▶ **Material shown**:

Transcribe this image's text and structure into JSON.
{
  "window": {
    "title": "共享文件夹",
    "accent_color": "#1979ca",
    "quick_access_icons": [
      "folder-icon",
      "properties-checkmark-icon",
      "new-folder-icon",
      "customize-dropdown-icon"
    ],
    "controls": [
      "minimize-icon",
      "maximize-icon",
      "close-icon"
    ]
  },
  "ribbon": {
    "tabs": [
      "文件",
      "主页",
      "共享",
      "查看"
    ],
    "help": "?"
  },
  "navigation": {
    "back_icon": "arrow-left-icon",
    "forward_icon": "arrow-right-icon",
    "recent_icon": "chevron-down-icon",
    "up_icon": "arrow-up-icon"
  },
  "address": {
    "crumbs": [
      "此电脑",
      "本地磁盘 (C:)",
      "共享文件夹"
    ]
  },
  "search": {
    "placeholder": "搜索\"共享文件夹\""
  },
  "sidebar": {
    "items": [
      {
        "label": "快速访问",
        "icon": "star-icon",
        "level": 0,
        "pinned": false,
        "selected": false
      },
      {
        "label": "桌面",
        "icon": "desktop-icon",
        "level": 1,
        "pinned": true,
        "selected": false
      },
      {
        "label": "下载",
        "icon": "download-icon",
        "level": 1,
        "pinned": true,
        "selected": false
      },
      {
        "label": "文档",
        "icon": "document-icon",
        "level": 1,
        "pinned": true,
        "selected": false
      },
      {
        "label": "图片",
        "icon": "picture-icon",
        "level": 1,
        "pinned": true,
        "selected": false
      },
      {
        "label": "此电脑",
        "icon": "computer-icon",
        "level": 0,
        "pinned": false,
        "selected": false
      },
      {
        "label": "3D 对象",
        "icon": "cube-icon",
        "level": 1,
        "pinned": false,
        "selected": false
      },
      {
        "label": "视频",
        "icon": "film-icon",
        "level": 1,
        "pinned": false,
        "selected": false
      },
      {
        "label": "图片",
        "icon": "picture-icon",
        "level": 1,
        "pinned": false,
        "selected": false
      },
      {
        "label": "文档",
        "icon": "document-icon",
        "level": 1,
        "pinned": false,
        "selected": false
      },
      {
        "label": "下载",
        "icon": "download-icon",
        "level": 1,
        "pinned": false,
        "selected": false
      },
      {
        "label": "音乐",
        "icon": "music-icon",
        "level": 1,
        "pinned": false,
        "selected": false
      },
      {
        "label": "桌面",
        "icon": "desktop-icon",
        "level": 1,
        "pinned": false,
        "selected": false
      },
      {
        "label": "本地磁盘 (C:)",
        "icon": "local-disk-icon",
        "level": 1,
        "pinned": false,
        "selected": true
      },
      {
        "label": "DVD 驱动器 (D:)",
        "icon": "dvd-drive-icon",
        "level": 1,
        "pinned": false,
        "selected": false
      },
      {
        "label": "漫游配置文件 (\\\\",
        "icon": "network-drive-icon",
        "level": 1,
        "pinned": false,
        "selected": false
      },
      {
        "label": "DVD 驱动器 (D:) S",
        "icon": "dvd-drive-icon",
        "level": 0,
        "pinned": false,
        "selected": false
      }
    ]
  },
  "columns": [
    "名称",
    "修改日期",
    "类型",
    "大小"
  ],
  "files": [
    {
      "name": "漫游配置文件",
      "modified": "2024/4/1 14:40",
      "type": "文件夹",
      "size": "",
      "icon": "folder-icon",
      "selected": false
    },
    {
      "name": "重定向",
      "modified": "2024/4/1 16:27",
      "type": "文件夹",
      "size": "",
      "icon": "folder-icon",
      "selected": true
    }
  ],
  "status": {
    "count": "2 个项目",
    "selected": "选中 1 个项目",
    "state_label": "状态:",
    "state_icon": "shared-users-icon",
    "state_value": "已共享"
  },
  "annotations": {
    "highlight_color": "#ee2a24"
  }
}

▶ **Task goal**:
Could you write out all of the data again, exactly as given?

▶ **Task result**:
Transcribe this image's text and structure into JSON.
{
  "window": {
    "title": "共享文件夹",
    "accent_color": "#1979ca",
    "quick_access_icons": [
      "folder-icon",
      "properties-checkmark-icon",
      "new-folder-icon",
      "customize-dropdown-icon"
    ],
    "controls": [
      "minimize-icon",
      "maximize-icon",
      "close-icon"
    ]
  },
  "ribbon": {
    "tabs": [
      "文件",
      "主页",
      "共享",
      "查看"
    ],
    "help": "?"
  },
  "navigation": {
    "back_icon": "arrow-left-icon",
    "forward_icon": "arrow-right-icon",
    "recent_icon": "chevron-down-icon",
    "up_icon": "arrow-up-icon"
  },
  "address": {
    "crumbs": [
      "此电脑",
      "本地磁盘 (C:)",
      "共享文件夹"
    ]
  },
  "search": {
    "placeholder": "搜索\"共享文件夹\""
  },
  "sidebar": {
    "items": [
      {
        "label": "快速访问",
        "icon": "star-icon",
        "level": 0,
        "pinned": false,
        "selected": false
      },
      {
        "label": "桌面",
        "icon": "desktop-icon",
        "level": 1,
        "pinned": true,
        "selected": false
      },
      {
        "label": "下载",
        "icon": "download-icon",
        "level": 1,
        "pinned": true,
        "selected": false
      },
      {
        "label": "文档",
        "icon": "document-icon",
        "level": 1,
        "pinned": true,
        "selected": false
      },
      {
        "label": "图片",
        "icon": "picture-icon",
        "level": 1,
        "pinned": true,
        "selected": false
      },
      {
        "label": "此电脑",
        "icon": "computer-icon",
        "level": 0,
        "pinned": false,
        "selected": false
      },
      {
        "label": "3D 对象",
        "icon": "cube-icon",
        "level": 1,
        "pinned": false,
        "selected": false
      },
      {
        "label": "视频",
        "icon": "film-icon",
        "level": 1,
        "pinned": false,
        "selected": false
      },
      {
        "label": "图片",
        "icon": "picture-icon",
        "level": 1,
        "pinned": false,
        "selected": false
      },
      {
        "label": "文档",
        "icon": "document-icon",
        "level": 1,
        "pinned": false,
        "selected": false
      },
      {
        "label": "下载",
        "icon": "download-icon",
        "level": 1,
        "pinned": false,
        "selected": false
      },
      {
        "label": "音乐",
        "icon": "music-icon",
        "level": 1,
        "pinned": false,
        "selected": false
      },
      {
        "label": "桌面",
        "icon": "desktop-icon",
        "level": 1,
        "pinned": false,
        "selected": false
      },
      {
        "label": "本地磁盘 (C:)",
        "icon": "local-disk-icon",
        "level": 1,
        "pinned": false,
        "selected": true
      },
      {
        "label": "DVD 驱动器 (D:)",
        "icon": "dvd-drive-icon",
        "level": 1,
        "pinned": false,
        "selected": false
      },
      {
        "label": "漫游配置文件 (\\\\",
        "icon": "network-drive-icon",
        "level": 1,
        "pinned": false,
        "selected": false
      },
      {
        "label": "DVD 驱动器 (D:) S",
        "icon": "dvd-drive-icon",
        "level": 0,
        "pinned": false,
        "selected": false
      }
    ]
  },
  "columns": [
    "名称",
    "修改日期",
    "类型",
    "大小"
  ],
  "files": [
    {
      "name": "漫游配置文件",
      "modified": "2024/4/1 14:40",
      "type": "文件夹",
      "size": "",
      "icon": "folder-icon",
      "selected": false
    },
    {
      "name": "重定向",
      "modified": "2024/4/1 16:27",
      "type": "文件夹",
      "size": "",
      "icon": "folder-icon",
      "selected": true
    }
  ],
  "status": {
    "count": "2 个项目",
    "selected": "选中 1 个项目",
    "state_label": "状态:",
    "state_icon": "shared-users-icon",
    "state_value": "已共享"
  },
  "annotations": {
    "highlight_color": "#ee2a24"
  }
}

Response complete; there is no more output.